“I did welding and woodworking and guitars, but in New York there’s no garage and no tools,” Cafone said in an interview with Mic. “I was looking for something I could do in a small Greenwich Village apartment that wasn’t going to kill my neighbors. I came across some leather, and it’s much different to work with than fabric, and I just loved it.”
For over a year, Cafone had his own custom leather jacket business in New York, for men and women of different shapes and sizes. But as more and more plus-size women started to relay to him just how difficult it was to find a cool, quality leather jacket that fit them, a lightbulb went off.
“When I was fitting women of larger sizes, I was getting feedback from women telling me this was above and beyond anything they’ve ever had access to,” Cafone said. “I am not a plus-size women, so I did not know. I was like, OK, let’s pause, and I went out and bought every plus size moto-style jacket I could find. I did a ton of research and digging around and saw what other companies were doing, and I was really surprised at the options that were out there and how poor they were.”

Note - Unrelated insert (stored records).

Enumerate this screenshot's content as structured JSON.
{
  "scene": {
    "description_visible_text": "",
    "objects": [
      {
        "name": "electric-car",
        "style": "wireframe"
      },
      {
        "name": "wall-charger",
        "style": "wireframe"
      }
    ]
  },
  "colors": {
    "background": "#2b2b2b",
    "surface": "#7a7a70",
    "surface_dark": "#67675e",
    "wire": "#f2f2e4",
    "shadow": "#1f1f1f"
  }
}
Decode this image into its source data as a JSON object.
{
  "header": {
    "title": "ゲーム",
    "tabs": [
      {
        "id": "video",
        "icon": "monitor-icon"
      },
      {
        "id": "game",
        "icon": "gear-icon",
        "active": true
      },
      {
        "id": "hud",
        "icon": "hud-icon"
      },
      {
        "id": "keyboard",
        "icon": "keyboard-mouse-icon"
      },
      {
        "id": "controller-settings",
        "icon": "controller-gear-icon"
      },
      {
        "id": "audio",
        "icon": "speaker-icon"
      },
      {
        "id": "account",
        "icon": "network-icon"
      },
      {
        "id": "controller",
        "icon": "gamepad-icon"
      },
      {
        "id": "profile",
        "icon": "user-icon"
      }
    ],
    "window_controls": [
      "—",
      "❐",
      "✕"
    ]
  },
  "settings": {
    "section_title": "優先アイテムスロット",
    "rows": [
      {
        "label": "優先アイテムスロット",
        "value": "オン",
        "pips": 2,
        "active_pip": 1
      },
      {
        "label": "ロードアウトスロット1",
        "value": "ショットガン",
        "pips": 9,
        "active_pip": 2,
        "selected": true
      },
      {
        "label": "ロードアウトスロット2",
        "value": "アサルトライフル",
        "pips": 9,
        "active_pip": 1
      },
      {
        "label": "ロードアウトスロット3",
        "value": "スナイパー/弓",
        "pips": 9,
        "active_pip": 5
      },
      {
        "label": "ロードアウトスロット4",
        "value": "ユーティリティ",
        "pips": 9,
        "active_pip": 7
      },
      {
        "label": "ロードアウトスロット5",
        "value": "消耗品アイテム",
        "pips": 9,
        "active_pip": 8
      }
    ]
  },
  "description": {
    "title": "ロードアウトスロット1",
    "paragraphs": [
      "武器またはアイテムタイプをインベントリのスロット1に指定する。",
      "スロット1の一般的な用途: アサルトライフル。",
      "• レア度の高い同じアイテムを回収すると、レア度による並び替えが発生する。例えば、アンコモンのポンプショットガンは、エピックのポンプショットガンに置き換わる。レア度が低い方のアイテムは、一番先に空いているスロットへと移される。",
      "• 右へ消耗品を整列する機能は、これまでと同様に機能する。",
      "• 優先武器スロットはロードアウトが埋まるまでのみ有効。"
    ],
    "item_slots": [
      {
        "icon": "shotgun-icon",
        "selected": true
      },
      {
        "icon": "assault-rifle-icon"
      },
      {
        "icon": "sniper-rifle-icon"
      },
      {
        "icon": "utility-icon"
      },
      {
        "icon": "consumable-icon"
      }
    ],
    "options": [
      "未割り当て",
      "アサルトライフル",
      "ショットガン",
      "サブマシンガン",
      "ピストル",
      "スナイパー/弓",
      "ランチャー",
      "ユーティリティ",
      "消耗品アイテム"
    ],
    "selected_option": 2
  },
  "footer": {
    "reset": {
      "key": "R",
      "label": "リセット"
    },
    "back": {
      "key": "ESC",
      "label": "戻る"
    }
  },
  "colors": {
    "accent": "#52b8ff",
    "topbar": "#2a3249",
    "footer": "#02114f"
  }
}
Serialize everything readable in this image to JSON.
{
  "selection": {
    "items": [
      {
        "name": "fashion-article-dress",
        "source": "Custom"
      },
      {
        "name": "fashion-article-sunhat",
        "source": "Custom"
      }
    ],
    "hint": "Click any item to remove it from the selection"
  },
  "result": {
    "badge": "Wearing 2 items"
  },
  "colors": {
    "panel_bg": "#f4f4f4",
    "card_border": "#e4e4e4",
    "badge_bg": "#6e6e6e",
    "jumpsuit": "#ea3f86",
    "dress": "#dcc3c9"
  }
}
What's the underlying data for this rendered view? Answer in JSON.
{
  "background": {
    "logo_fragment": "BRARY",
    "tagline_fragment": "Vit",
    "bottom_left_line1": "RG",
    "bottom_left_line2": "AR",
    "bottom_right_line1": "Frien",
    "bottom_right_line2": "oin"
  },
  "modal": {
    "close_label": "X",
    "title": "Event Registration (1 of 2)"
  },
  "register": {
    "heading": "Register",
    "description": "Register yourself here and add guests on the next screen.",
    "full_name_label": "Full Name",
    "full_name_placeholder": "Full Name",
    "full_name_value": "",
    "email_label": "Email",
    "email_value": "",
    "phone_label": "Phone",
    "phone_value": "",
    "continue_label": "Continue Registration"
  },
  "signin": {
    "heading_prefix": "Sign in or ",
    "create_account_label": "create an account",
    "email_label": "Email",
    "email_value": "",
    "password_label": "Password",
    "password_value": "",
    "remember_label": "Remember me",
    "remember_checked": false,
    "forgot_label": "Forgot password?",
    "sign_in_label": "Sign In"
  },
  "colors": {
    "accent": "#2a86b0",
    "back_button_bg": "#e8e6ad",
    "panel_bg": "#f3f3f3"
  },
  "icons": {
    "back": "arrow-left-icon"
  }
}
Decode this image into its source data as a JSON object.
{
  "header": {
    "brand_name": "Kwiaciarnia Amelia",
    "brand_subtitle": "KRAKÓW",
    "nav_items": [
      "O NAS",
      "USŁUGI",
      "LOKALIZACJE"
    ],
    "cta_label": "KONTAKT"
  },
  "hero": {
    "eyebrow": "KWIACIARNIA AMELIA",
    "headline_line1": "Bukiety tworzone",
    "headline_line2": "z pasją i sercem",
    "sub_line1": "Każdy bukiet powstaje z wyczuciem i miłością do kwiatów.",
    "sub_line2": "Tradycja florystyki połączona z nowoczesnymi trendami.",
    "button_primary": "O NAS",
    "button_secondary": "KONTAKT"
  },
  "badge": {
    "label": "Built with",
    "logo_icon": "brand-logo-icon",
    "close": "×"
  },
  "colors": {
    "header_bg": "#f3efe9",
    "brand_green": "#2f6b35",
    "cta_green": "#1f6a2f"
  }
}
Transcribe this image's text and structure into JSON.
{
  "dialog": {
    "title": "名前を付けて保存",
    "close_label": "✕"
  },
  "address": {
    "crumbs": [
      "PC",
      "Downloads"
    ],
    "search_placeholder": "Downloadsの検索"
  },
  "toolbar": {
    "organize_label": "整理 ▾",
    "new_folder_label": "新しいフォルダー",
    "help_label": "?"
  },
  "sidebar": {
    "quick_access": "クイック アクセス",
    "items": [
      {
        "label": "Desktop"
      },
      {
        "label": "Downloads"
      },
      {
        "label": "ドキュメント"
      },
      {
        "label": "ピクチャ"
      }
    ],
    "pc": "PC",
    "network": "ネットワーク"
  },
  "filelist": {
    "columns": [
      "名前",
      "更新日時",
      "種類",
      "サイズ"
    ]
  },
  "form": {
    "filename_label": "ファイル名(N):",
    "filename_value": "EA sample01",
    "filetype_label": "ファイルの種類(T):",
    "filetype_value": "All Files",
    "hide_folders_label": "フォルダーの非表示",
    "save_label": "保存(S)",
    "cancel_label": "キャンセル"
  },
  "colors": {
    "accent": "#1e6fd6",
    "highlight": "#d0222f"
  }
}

Women described having access only to options that were cheap, ill-fitting, not built to last, uncool, largely not real leather and simply not special.
“It was 99% faux and floppy and poorly constructed,” Cafone said. “Cheap price points for cheap quality. In straight-sized clothing, it’s the exact opposite. If you were going out as a size four, you could spend $100 or $600 or $1,000 and be taken care of.”
To address this problem, Cafone in November launched All 67, a leather jacket business devoted to plus-size women in sizes 12 to 30, with custom sizing options also available. The name comes from 67%, a number that has been widely quoted as the percentage of the American female population that’s plus sized.
Starting with a size 18 model, Cafone addressed a number of issues his would-be clients faced with their current leather jacket options.
“The biceps and upper arms were consistently tight,” Cafone said. “Also the range of motion across the center back was an issue. The ability to zip it up comfortably without taking away the shape of it. That was the most fundamental change.”
Cafone augmented his jackets to comfortably fit a wider group of people, with an arch of fabric over the back that allows for a wider range of motion and a crop that allows for a range of hip widths.
As for why Cafone thinks this gap in the leather jacket market even existed, he goes back to the many stereotypes attributed to plus-sized people.
“There’s a lot of misconceptions that die hard,” Cafone said. “I think there is still some perception within a boardroom somewhere that women who wear larger sizes are not willing to invest in themselves, or there’s a perception that this body is transitional so, OK, I’m not going to invest in a higher value. Like oh, I’ll be a size smaller next spring.”
Although All 67 is still incredibly new, Cafone said he’s gotten the kind of reactions from women that make him feel like he’s making a real difference.
“It’s not just clothing. It’s two things. It’s clothing versus fashion,” Cafone said. “Clothing is always available, but for plus, fashion is not always available. For something as iconic as a leather moto jacket, if you haven’t been a certain size and shape then you have not been able to get one for yourself.
“It’s 2017 and body positivity is of the moment,” he added. “It’s mainstream. People are ready.”